Initial step :
Taking , the equation (8) is already satisfied modulo , by assumption.
Induction step :
Let and suppose now that the equation is solved modulo : we have then constructed polynomials , such that
With the lemma 2.7, we have that
Hence
Since and are polynomials in , they
must commute :
. On the other hand, so
which implies .
One then looks for , and , with for , such that
(11) 
We have
Here, one needs to expand a noncommutative binomial. We set
for the summand of all possible words formed with occurrences of and occurences of . We have then the formula
What are the terms that we have to keep modulo ? As far

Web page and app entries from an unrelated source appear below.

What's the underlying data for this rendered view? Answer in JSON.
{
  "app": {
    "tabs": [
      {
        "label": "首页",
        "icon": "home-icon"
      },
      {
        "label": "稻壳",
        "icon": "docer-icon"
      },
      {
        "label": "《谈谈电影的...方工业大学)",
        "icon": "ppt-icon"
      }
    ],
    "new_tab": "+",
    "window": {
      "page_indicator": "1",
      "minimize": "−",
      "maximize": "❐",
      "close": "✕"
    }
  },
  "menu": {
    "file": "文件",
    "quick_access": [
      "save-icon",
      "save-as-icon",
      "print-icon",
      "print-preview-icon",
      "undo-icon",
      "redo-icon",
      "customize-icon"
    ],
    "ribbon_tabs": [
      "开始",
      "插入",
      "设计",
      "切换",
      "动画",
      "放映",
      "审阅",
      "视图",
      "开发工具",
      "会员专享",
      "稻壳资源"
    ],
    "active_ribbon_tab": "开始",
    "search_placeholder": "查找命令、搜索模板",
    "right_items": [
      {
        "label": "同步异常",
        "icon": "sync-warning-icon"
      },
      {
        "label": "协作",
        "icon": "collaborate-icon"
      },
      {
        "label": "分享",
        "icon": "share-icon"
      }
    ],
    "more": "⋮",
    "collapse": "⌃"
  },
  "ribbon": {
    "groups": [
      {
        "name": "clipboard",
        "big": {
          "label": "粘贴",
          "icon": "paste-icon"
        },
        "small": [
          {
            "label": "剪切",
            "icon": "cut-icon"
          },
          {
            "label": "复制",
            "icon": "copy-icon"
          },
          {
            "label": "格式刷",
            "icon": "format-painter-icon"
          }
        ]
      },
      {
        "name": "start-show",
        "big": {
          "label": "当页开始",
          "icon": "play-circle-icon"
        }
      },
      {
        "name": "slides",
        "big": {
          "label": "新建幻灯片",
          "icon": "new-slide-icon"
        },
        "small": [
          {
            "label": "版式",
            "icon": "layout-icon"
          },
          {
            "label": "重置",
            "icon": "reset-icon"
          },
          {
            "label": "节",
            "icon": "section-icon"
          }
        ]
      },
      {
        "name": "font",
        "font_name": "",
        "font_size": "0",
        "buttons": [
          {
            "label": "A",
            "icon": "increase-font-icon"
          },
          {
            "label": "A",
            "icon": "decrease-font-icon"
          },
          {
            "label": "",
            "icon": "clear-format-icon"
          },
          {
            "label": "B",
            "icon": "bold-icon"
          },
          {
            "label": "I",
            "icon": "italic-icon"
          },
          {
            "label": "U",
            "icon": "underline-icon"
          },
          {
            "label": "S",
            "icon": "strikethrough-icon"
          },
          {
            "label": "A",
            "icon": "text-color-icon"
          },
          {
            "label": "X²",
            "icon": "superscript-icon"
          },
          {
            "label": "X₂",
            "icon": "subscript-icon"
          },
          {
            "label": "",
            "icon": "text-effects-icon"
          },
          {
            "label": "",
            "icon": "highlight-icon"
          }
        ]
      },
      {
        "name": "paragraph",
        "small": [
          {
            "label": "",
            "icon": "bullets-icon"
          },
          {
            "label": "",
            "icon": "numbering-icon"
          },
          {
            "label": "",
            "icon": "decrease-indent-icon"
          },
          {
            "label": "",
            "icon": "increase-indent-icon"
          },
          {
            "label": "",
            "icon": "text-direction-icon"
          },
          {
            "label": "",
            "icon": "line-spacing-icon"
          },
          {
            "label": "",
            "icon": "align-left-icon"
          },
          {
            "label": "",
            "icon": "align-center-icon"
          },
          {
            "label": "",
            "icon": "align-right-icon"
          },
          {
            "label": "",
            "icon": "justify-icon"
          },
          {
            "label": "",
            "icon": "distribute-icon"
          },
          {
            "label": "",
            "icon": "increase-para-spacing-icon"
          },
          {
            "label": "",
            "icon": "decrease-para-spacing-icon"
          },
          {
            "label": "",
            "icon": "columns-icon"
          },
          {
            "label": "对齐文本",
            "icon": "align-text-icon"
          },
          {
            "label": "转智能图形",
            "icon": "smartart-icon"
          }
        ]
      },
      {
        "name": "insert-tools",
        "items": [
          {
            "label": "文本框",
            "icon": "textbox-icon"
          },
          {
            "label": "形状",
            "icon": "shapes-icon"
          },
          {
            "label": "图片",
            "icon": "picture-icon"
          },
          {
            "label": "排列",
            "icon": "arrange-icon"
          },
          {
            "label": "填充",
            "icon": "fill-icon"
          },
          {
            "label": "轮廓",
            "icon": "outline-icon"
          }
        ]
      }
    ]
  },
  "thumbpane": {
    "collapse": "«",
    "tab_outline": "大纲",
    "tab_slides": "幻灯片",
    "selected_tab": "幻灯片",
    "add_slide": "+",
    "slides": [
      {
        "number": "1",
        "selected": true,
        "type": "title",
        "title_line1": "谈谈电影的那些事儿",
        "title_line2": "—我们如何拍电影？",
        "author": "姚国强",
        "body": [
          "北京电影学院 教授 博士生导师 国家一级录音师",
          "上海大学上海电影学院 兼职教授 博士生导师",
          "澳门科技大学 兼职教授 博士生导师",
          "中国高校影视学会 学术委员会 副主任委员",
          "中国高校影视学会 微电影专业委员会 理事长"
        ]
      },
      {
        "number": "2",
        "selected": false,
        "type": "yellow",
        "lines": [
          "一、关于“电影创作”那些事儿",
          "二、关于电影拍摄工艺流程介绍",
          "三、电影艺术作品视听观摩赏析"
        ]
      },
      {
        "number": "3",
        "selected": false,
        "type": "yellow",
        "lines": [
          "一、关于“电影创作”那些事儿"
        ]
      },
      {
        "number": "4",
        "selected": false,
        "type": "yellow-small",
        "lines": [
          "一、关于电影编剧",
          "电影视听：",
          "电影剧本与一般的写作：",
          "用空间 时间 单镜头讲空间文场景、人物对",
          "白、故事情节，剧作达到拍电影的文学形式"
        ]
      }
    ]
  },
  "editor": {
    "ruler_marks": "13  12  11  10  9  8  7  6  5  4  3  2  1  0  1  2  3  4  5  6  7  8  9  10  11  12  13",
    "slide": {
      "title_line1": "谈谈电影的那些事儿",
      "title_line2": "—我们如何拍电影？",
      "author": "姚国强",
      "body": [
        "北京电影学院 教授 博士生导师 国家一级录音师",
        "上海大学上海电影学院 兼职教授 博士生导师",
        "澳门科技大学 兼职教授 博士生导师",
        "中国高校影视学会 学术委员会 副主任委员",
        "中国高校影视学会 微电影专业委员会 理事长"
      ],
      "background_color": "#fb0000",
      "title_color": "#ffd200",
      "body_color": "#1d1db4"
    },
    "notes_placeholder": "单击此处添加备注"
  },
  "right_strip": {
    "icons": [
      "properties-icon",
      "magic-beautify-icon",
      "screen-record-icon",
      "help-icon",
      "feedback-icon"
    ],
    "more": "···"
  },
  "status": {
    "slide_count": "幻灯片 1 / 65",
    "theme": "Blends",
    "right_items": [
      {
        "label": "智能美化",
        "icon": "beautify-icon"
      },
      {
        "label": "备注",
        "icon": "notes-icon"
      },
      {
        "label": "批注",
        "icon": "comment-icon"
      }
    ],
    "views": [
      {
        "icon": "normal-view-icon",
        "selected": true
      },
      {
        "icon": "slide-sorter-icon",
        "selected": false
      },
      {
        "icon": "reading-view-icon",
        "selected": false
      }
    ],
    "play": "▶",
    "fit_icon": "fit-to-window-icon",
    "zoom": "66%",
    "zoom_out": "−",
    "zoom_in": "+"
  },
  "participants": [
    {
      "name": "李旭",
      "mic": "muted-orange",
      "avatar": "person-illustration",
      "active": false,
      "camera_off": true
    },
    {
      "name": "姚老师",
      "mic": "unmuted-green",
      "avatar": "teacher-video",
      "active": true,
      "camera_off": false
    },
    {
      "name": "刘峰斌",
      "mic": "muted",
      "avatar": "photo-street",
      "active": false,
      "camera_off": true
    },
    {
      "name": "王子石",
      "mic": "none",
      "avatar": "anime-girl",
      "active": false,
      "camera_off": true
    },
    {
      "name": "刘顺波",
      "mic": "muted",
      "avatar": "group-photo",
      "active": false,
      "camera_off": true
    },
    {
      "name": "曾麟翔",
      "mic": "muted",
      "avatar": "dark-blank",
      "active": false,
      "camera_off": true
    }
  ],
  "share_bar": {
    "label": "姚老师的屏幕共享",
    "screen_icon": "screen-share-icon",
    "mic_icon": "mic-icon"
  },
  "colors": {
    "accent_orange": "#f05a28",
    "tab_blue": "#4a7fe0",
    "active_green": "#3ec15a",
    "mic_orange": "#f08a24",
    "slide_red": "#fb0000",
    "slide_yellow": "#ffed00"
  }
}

as we only look here to modifications of the total valuation, the
order of the composition between ’s doesn’t matter here. Let’s
examinate closely :
, and
so for any and any ,
Thus
Therefore, equation (11) becomes
and hence
(12) 
Using the notation , , and , we have
We can then solve the first equation by setting,

when :
and (these choices are necessary); 
when :
(necessarily), and (this one is arbitrary).
Similarly, we solve the second equation by setting,

when :
and (necessarily); 
when :
(necessarily), and (arbitrarily).
Of course we need to check that the choices for in (a) and (c) are compatible with each other. This is ensured by the “cross commuting relation” , which reads
∎
Remark 2.9 The relation is a cocycle condition if we look at (12) as a cohomological equation. The relevant complex for this cohomological theory is a deformation complex “à la ChevalleyEilenberg”, described, for instance, in [5].
As a corollary of the Birkhoff normal form, we get a statement concerning smooth functions, up to a flat term.
Lemma 2.10.
Let , where and satisfy the same hypothesis as in the Birkhoff theorem 2.8. Then there exist a symplectomorphism of , tangent to the identity, and a smooth local diffeomorphism , tangent to the matrix such that :
Proof.
We use the notation of (8). Let , be Borel summations of the formal series , and let be a Borel summation of . Let and . Applying Lemma 2.5, we see that the Taylor series of
is flat at the origin.
∎
We can see that Lemma 2.10 gives us the main theorem modulo a flat function. The rest of the paper is devoted to absorbing this flat function.
3 A Morse lemma in the focusfocus case
One of the key ingredients of the proof is a (smooth, but non symplectic) equivariant Morse lemma for commuting functions. In view of the Birkhoff normal form, it is enough to state it for flat perturbations of quadratic forms, as follows.
Theorem 3.1.
Let be functions in such that
Assume for the canonical symplectic form on .
Then there exists a local diffeomorphism of of the form such that
Moreover, we can choose such that the symplectic gradient of for and for are equal, which we can write as
That is to say, preserves the action generated by .
3.1 Proof of the classical flat Morse lemma
In a first step, we will establish the flat Morse lemma without the equivariance property. This result, that we call the “classical“ flat Morse lemma, will be used in the next section to show the equivariant result.
Proof.
Using Moser’s path method, we shall look for as the time1 flow of a timedependent vector field , which should be uniformly flat for .
We define : to satisfy . We want
Differentiating this equation with respect to , we get
So it is enough to find a neighbourood of the origin where one can solve, for , the equation
(13) 
Notice that is flat and .
Let be an open neighborhood of the origin in . Let’s consider as a linear operator from , the space of smooth vector fields, to , the space of pairs of smooth functions. This operator sends flat vector fields to flat functions.
Before going on, we wish to add here a few words concerning flat functions. Assume is contained in the euclidean unit ball. Let denote the vector space of flat functions defined on . For each integer , and each , the quantity
is finite due to (4), and thus the family is an increasing^{(1)}^{(1)}(1) family of norms on . We call the corresponding topology the “local topology at the origin”, as opposed to the usual topology defined by suprema on compact subsets of . Thus, a linear operator from to itself is continuous in the local topology if and only if